The President of the US is to visit the UK in June, and the thought of him pitching up with with hormone-treated beef under one arm and chlorinated chicken under the other fills me with dread, says NFU Cymru president John Davies.
So next month the UK will ‘welcome’ the President of the United States of America, Donald Trump, to these shores.
While not universally popular, the primary reason for the state visit appears to be to commemorate the 75th anniversary of D-day.
Our Prime Minister Theresa May has, however, said the visit also provides ‘an opportunity to strengthen our already close relationship in areas such as trade, investment, security and defence, and to discuss how we can build on those ties in the years ahead.’
The thought of POTUS flying in to discuss trade opportunities is something that, as a Welsh farmer, sends a shiver down my spine.
It conjures images of Mr Trump stepping off a private plane onto British soil, adorned in a star spangled banner suit, with hormone-treated beef under one arm and chlorinated chicken under the other, ready to pitch his wares.
I’m sure I’m not the only person in the food and farming industry who is filled with dread at the thought.
Some will question why I should worry about such things.
After all, Secretary of State for International Trade Dr Liam Fox tweeted to say he ‘could not be any clearer’ that Government would not lower food standards in a future free trade agreement with the United States, a sentiment echoed by Defra Secretary Michael Gove to 1,500 farmers at the NFU Conference in Birmingham back in February.
Indeed, I attended a talk at Hay Festival last year where Mr Gove said imports of chlorinated chicken or hormone-produced beef would occur ‘over his dead body’.
But while we remain in this seemingly never-ending Brexit Groundhog Day scenario, I am still concerned Welsh and British farming could be the eleventh hour victim to a trade deal which satisfies the political agenda of someone in Government eager to make a success of a future outside the European Union.
Such a decision would completely undermine and devastate our hardworking industry.
We’ve heard numerous promises made on various platforms over the last few years, but talk is cheap.

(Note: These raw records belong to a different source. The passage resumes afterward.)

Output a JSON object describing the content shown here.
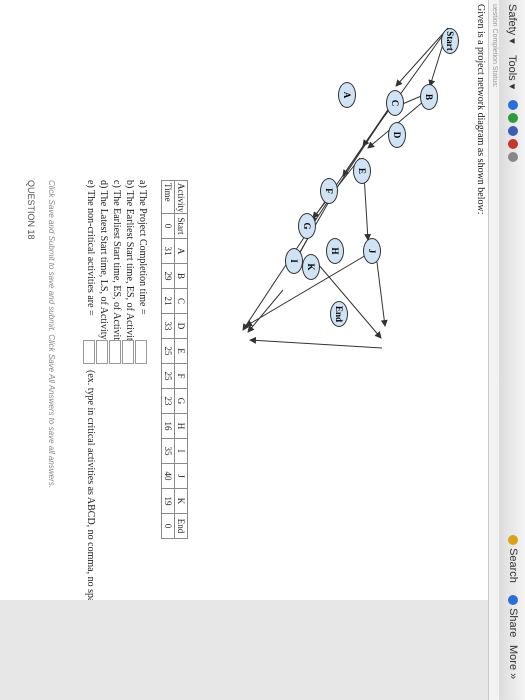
{
  "toolbar": {
    "safety": "Safety ▾",
    "tools": "Tools ▾",
    "search": "Search",
    "share": "Share",
    "more": "More »"
  },
  "status_strip": "uestion Completion Status:",
  "intro": "Given is a project network diagram as shown below:",
  "nodes": [
    "Start",
    "A",
    "B",
    "C",
    "D",
    "E",
    "F",
    "G",
    "I",
    "H",
    "K",
    "J",
    "End"
  ],
  "table": {
    "activity_label": "Activity",
    "time_label": "Time",
    "activities": [
      "Start",
      "A",
      "B",
      "C",
      "D",
      "E",
      "F",
      "G",
      "H",
      "I",
      "J",
      "K",
      "End"
    ],
    "times": [
      "0",
      "31",
      "29",
      "21",
      "33",
      "25",
      "25",
      "23",
      "16",
      "35",
      "40",
      "19",
      "0"
    ]
  },
  "questions": {
    "a": "a) The Project Completion time =",
    "b": "b) The Earliest Start time, ES, of Activity F =",
    "c": "c) The Earliest Start time, ES, of Activity K =",
    "d": "d) The Latest Start time, LS, of Activity E =",
    "e": "e) The non-critical activities are =",
    "e_hint": "(ex. type in critical activities as ABCD, no comma, no space)"
  },
  "footer": {
    "hint": "Click Save and Submit to save and submit. Click Save All Answers to save all answers.",
    "next": "QUESTION 18"
  },
  "colors": {
    "node_fill": "#cfe3f4",
    "toolbar": "#e9e9e9",
    "page": "#ffffff"
  }
}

What all of us associated with Welsh and British farming want to see is a practical, functional Agriculture Bill which doesn’t sell British farming down the river; protects us against foreign imports and allows our industry to grow and prosper.
Here in the UK we are producing safe, high-quality, fully traceable food to some of the highest standards anywhere in the world.
Can we do better?
Yes, of course we can, and as the leaders in this field we will always strive to improve and innovate.
But I firmly believe the green, grass-based story we have here in the UK is something we can all be immensely proud of.
It would be deeply disappointing to see this undermined by imports from the United States, or anywhere else in the world for that matter, that are produced to completely different standards to what consumers here have come to expect from the high-quality food and drink produced by UK farmers.
John can be found tweeting at @Johnpentre